(DATA SUPPLIED)

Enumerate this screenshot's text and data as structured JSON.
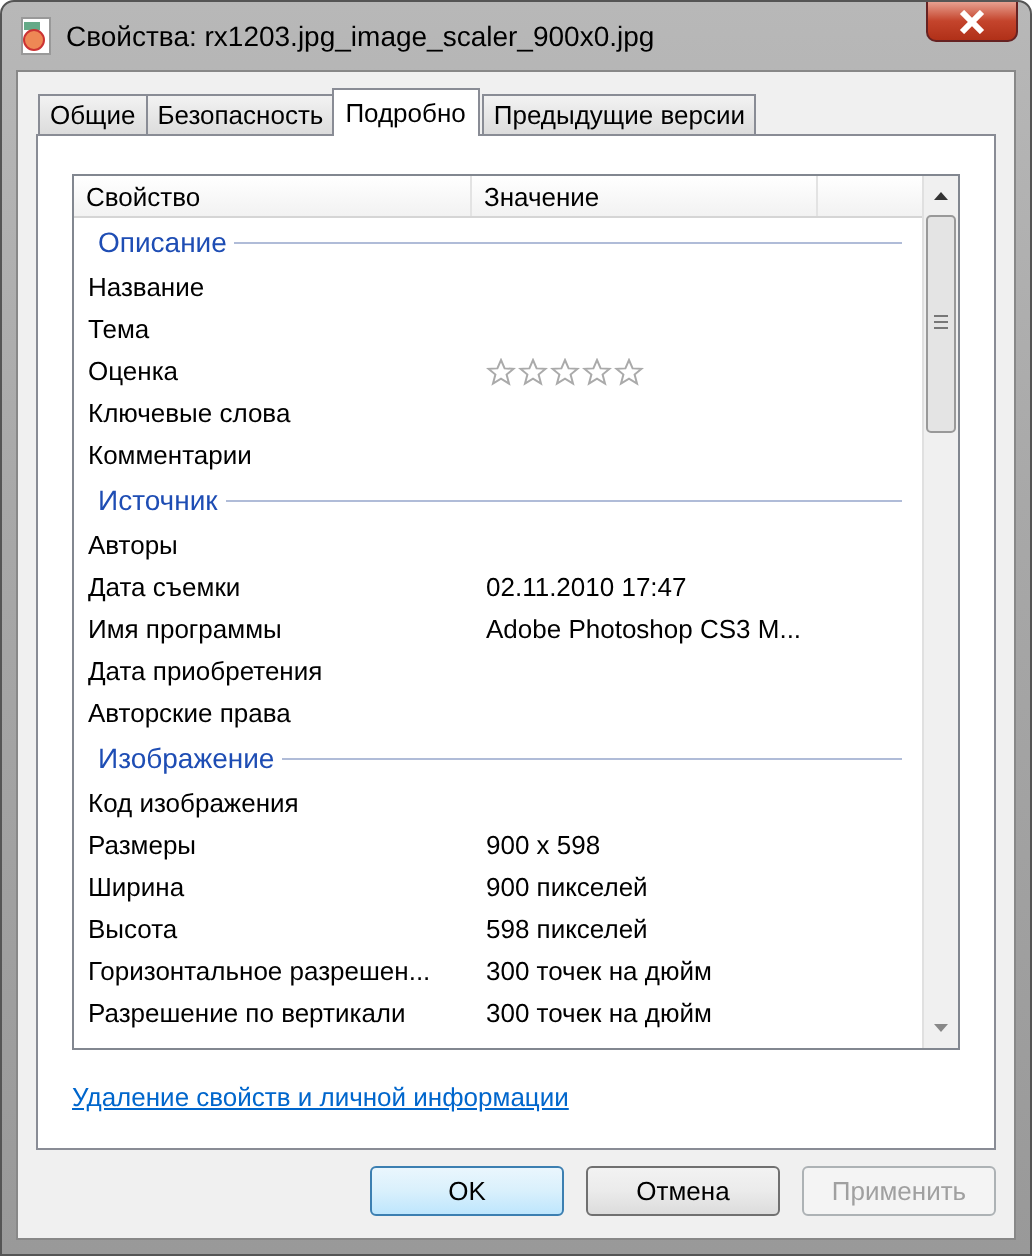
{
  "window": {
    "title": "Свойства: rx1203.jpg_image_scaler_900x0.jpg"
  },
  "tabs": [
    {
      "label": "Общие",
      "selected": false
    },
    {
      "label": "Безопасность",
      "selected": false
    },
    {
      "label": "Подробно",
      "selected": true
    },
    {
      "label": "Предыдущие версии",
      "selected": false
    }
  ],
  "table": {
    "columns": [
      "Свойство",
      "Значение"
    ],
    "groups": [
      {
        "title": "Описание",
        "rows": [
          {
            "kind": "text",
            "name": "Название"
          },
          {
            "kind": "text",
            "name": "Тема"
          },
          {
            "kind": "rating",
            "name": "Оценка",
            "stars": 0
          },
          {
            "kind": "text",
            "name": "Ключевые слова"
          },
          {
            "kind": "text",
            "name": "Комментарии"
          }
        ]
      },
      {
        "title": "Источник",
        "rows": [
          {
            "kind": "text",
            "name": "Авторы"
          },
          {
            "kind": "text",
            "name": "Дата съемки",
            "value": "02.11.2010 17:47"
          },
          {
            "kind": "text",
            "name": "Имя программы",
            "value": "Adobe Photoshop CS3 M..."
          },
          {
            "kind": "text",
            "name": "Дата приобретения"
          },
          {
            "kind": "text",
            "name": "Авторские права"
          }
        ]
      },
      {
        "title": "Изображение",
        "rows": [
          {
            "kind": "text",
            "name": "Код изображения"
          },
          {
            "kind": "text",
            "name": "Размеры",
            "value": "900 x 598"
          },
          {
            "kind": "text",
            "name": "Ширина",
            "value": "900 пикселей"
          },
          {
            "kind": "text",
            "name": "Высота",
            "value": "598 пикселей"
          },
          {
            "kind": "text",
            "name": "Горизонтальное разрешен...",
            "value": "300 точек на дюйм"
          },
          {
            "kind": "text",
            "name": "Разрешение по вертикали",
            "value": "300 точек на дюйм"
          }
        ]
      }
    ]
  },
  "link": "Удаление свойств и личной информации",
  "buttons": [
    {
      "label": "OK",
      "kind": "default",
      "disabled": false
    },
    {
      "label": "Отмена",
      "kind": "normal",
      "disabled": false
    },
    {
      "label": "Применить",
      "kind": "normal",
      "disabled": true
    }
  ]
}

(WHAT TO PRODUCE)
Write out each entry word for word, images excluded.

(WRITTEN RESPONSE)
Enumerate this screenshot's text and data as structured JSON.
{
  "window": {
    "title": "Свойства: rx1203.jpg_image_scaler_900x0.jpg"
  },
  "tabs": [
    {
      "label": "Общие",
      "selected": false
    },
    {
      "label": "Безопасность",
      "selected": false
    },
    {
      "label": "Подробно",
      "selected": true
    },
    {
      "label": "Предыдущие версии",
      "selected": false
    }
  ],
  "table": {
    "columns": [
      "Свойство",
      "Значение"
    ],
    "groups": [
      {
        "title": "Описание",
        "rows": [
          {
            "kind": "text",
            "name": "Название"
          },
          {
            "kind": "text",
            "name": "Тема"
          },
          {
            "kind": "rating",
            "name": "Оценка",
            "stars": 0
          },
          {
            "kind": "text",
            "name": "Ключевые слова"
          },
          {
            "kind": "text",
            "name": "Комментарии"
          }
        ]
      },
      {
        "title": "Источник",
        "rows": [
          {
            "kind": "text",
            "name": "Авторы"
          },
          {
            "kind": "text",
            "name": "Дата съемки",
            "value": "02.11.2010 17:47"
          },
          {
            "kind": "text",
            "name": "Имя программы",
            "value": "Adobe Photoshop CS3 M..."
          },
          {
            "kind": "text",
            "name": "Дата приобретения"
          },
          {
            "kind": "text",
            "name": "Авторские права"
          }
        ]
      },
      {
        "title": "Изображение",
        "rows": [
          {
            "kind": "text",
            "name": "Код изображения"
          },
          {
            "kind": "text",
            "name": "Размеры",
            "value": "900 x 598"
          },
          {
            "kind": "text",
            "name": "Ширина",
            "value": "900 пикселей"
          },
          {
            "kind": "text",
            "name": "Высота",
            "value": "598 пикселей"
          },
          {
            "kind": "text",
            "name": "Горизонтальное разрешен...",
            "value": "300 точек на дюйм"
          },
          {
            "kind": "text",
            "name": "Разрешение по вертикали",
            "value": "300 точек на дюйм"
          }
        ]
      }
    ]
  },
  "link": "Удаление свойств и личной информации",
  "buttons": [
    {
      "label": "OK",
      "kind": "default",
      "disabled": false
    },
    {
      "label": "Отмена",
      "kind": "normal",
      "disabled": false
    },
    {
      "label": "Применить",
      "kind": "normal",
      "disabled": true
    }
  ]
}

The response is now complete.